> [TASK INSTRUCTIONS] Wherever "placeholder" shows up in the records below, copy the whole line.

─── SUPPLIED DATA ───

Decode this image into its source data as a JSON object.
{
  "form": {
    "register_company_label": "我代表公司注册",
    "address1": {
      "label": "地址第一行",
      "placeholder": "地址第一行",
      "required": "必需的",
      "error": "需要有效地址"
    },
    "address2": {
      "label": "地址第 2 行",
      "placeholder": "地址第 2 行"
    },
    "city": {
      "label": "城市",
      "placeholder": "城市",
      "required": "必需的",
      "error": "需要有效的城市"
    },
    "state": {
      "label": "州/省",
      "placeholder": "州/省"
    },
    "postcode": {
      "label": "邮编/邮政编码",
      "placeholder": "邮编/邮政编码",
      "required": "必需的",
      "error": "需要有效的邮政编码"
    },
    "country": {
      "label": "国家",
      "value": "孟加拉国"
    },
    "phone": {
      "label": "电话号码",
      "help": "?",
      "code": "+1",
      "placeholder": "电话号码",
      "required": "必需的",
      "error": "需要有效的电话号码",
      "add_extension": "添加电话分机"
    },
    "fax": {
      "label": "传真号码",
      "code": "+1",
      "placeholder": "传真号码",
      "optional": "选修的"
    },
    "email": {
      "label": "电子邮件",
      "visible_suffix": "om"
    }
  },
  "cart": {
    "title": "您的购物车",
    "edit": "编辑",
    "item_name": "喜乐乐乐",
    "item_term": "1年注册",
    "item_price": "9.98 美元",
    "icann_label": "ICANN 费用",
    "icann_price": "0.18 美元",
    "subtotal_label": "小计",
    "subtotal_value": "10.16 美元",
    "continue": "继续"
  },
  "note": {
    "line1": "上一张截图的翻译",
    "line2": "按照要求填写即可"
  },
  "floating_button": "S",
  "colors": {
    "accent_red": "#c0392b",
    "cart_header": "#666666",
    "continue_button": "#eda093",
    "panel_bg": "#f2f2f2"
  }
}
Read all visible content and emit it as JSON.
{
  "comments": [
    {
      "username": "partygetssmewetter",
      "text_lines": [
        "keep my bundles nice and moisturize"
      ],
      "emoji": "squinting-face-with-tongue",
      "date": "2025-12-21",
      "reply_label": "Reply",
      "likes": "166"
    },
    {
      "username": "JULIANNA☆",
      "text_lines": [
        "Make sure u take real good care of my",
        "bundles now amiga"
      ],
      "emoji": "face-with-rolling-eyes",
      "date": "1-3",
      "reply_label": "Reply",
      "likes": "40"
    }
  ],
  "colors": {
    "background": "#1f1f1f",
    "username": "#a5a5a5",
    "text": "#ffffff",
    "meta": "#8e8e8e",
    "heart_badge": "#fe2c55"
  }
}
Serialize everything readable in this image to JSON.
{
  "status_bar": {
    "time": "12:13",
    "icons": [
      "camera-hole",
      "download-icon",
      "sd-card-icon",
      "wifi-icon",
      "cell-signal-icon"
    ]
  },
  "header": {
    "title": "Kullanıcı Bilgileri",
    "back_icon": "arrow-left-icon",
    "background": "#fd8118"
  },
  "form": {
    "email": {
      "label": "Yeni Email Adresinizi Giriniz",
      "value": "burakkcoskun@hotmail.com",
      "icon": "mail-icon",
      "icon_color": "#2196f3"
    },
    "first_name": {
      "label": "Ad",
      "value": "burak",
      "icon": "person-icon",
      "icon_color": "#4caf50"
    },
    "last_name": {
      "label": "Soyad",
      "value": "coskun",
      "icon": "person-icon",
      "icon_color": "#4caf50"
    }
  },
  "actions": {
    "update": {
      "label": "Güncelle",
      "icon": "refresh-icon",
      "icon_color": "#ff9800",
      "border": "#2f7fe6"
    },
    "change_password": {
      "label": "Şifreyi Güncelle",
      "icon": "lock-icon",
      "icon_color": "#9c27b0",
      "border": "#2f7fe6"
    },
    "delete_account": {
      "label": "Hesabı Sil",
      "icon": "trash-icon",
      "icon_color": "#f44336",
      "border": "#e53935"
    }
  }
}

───

> [SOLVED PROBLEM]
      "placeholder": "地址第一行",
      "placeholder": "地址第 2 行"
      "placeholder": "城市",
      "placeholder": "州/省"
      "placeholder": "邮编/邮政编码",
      "placeholder": "电话号码",
      "placeholder": "传真号码",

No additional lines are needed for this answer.